• Professor David Thorburn opened the

    Professor David Thorburn opened the "Pleasures of Poetry" discussion series by reading aloud and leading a discussion of "Fear" by C.K. Willams.

    Photo / Donna Coveney

    Full Screen

'Pleasures of Poetry' series reborn

Professor David Thorburn opened the "Pleasures of Poetry" discussion series by reading aloud and leading a discussion of "Fear" by C.K. Willams.


The freewheeling and popular IAP course "Pleasures of Poetry" has taken on a life of its own. Presented by the literature faculty and enhanced by volunteer participant-leaders, "Pleasures of Poetry" will meet twice each month this fall from noon to 1 p.m. in Room 14E-304.

Open to students, faculty and staff, the sessions offer readings, a brief talk and enthusiastic discussion of memorable poems.
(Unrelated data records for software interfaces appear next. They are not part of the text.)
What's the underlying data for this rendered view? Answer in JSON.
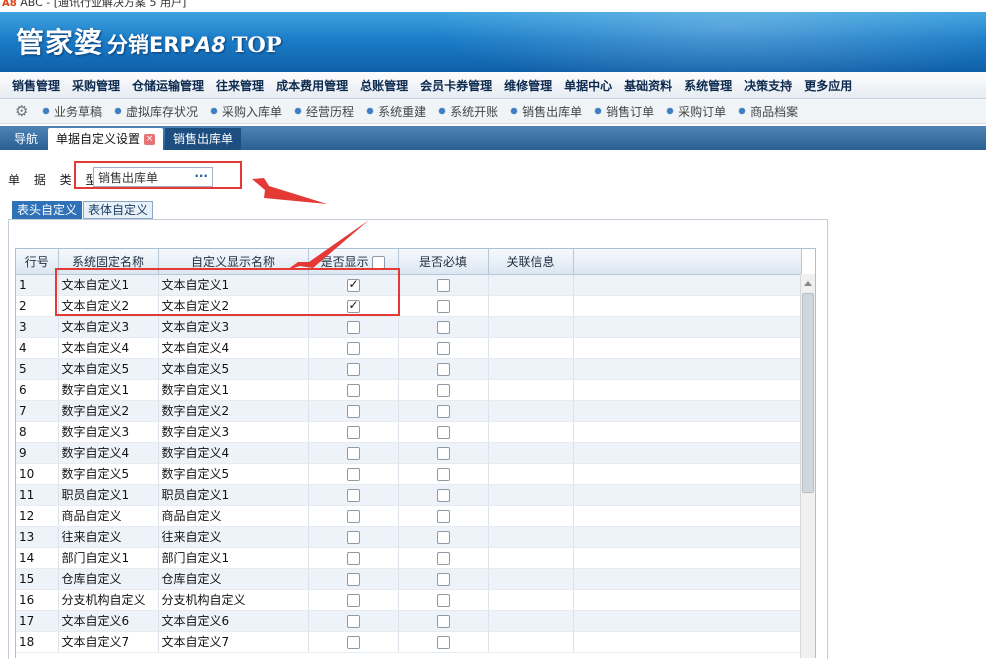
{
  "window": {
    "title": "ABC - [通讯行业解决方案 5 用户]"
  },
  "banner": {
    "logo_main": "管家婆",
    "logo_sub": "分销ERP",
    "logo_version": "A8",
    "logo_top": "TOP"
  },
  "main_menu": [
    "销售管理",
    "采购管理",
    "仓储运输管理",
    "往来管理",
    "成本费用管理",
    "总账管理",
    "会员卡券管理",
    "维修管理",
    "单据中心",
    "基础资料",
    "系统管理",
    "决策支持",
    "更多应用"
  ],
  "quick_bar": [
    "业务草稿",
    "虚拟库存状况",
    "采购入库单",
    "经营历程",
    "系统重建",
    "系统开账",
    "销售出库单",
    "销售订单",
    "采购订单",
    "商品档案"
  ],
  "tabs": [
    {
      "label": "导航"
    },
    {
      "label": "单据自定义设置",
      "close": "×"
    },
    {
      "label": "销售出库单"
    }
  ],
  "form": {
    "type_label": "单 据 类 型:",
    "type_value": "销售出库单",
    "type_button": "···"
  },
  "sub_tabs": [
    "表头自定义",
    "表体自定义"
  ],
  "grid": {
    "headers": [
      "行号",
      "系统固定名称",
      "自定义显示名称",
      "是否显示",
      "是否必填",
      "关联信息"
    ],
    "rows": [
      {
        "no": "1",
        "sys": "文本自定义1",
        "custom": "文本自定义1",
        "show": true,
        "required": false
      },
      {
        "no": "2",
        "sys": "文本自定义2",
        "custom": "文本自定义2",
        "show": true,
        "required": false
      },
      {
        "no": "3",
        "sys": "文本自定义3",
        "custom": "文本自定义3",
        "show": false,
        "required": false
      },
      {
        "no": "4",
        "sys": "文本自定义4",
        "custom": "文本自定义4",
        "show": false,
        "required": false
      },
      {
        "no": "5",
        "sys": "文本自定义5",
        "custom": "文本自定义5",
        "show": false,
        "required": false
      },
      {
        "no": "6",
        "sys": "数字自定义1",
        "custom": "数字自定义1",
        "show": false,
        "required": false
      },
      {
        "no": "7",
        "sys": "数字自定义2",
        "custom": "数字自定义2",
        "show": false,
        "required": false
      },
      {
        "no": "8",
        "sys": "数字自定义3",
        "custom": "数字自定义3",
        "show": false,
        "required": false
      },
      {
        "no": "9",
        "sys": "数字自定义4",
        "custom": "数字自定义4",
        "show": false,
        "required": false
      },
      {
        "no": "10",
        "sys": "数字自定义5",
        "custom": "数字自定义5",
        "show": false,
        "required": false
      },
      {
        "no": "11",
        "sys": "职员自定义1",
        "custom": "职员自定义1",
        "show": false,
        "required": false
      },
      {
        "no": "12",
        "sys": "商品自定义",
        "custom": "商品自定义",
        "show": false,
        "required": false
      },
      {
        "no": "13",
        "sys": "往来自定义",
        "custom": "往来自定义",
        "show": false,
        "required": false
      },
      {
        "no": "14",
        "sys": "部门自定义1",
        "custom": "部门自定义1",
        "show": false,
        "required": false
      },
      {
        "no": "15",
        "sys": "仓库自定义",
        "custom": "仓库自定义",
        "show": false,
        "required": false
      },
      {
        "no": "16",
        "sys": "分支机构自定义",
        "custom": "分支机构自定义",
        "show": false,
        "required": false
      },
      {
        "no": "17",
        "sys": "文本自定义6",
        "custom": "文本自定义6",
        "show": false,
        "required": false
      },
      {
        "no": "18",
        "sys": "文本自定义7",
        "custom": "文本自定义7",
        "show": false,
        "required": false
      }
    ]
  },
  "colors": {
    "banner": "#1c7dc8",
    "tabbar": "#2a5f93",
    "annotation": "#e53935",
    "row_alt": "#eef3fa"
  }
}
"This series has been a mainstay of IAP for many years. We're expanding into the regular semester in response to a welcome surge of interest among MIT staff and students," said David Thorburn, professor of literature and a MacVicar Faculty Fellow. "Poetry is alive and well at MIT!"

Thorburn led the inaugual meeting of "Pleasures of Poetry" on Sept. 18 with a reading and discussion of "Fear" by C.K. Williams. Williams won a Pulitzer Prize for his poetry in 2000; "Fear" was published in The New York Times in commemoration of the events of Sept. 11.
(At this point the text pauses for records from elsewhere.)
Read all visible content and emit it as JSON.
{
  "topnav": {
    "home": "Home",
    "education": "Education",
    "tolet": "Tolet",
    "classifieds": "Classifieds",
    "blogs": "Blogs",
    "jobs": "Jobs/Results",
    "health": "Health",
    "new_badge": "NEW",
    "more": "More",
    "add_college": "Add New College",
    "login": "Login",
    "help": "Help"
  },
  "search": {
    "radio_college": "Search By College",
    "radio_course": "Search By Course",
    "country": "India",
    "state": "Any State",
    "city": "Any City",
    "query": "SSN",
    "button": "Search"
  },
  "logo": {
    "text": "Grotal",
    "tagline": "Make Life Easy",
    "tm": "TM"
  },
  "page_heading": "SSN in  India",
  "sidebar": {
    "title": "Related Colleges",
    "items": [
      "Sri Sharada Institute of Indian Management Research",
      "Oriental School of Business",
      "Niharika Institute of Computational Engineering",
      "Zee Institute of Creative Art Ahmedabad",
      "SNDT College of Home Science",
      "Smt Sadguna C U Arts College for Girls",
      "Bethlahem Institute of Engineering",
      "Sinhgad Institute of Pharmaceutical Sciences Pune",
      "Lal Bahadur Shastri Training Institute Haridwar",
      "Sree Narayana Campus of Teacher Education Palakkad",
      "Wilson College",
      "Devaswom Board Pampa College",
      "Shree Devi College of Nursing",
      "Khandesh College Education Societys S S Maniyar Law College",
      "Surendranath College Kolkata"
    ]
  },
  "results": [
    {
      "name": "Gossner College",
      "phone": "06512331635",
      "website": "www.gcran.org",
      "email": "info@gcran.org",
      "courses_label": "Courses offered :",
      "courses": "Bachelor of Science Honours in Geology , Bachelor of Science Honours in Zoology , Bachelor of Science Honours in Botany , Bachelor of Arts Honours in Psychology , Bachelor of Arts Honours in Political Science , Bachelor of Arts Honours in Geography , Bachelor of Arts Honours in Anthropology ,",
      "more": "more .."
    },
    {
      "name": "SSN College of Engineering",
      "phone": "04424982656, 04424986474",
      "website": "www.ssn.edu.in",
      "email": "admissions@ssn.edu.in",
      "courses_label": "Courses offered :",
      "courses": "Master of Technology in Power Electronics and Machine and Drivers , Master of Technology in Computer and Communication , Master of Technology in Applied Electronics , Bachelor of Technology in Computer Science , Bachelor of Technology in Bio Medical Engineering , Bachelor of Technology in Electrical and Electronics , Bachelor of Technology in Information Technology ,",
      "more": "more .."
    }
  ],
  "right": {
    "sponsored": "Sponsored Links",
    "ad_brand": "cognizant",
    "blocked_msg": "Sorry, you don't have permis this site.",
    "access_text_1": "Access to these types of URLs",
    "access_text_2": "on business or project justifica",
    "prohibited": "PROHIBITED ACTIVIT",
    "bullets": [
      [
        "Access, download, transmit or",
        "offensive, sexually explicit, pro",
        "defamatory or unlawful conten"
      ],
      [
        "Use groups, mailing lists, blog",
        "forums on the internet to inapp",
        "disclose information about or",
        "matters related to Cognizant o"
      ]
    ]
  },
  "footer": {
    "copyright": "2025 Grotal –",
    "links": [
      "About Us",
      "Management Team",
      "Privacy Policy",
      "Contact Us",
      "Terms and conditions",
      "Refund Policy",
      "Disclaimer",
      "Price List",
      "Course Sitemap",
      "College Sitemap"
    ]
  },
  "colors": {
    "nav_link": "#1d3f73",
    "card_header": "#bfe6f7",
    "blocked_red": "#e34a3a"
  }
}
Upcoming poetry discussions are as follows.

Oct. 2 - Li Po, Ezra Pound, HD and Gertrude Stein, led by Stephen Tapscott.

Oct. 23 - poems to be selected by Stephen Cramer.

Nov. 6 - "The Ballad of Hind Horn," led by Ruth Perry.

Nov. 20 - Chinese Poetry from Wang Wei to Mahler, led by Peter Perdue.

Dec. 4 - works by e.e. cummings, led by Anne Hudson.

Hudson, an administrative assistant in the chemistry department, led a poetry session and participated in the course during IAP and spring 2002.

"It's been gratifying to see the participation of students, staff and even students' spouses in this seminar," she said.

A version of this article appeared in MIT Tech Talk on October 2, 2002.


Topics: Literature, languages and writing, Education, teaching, academics

Back to the top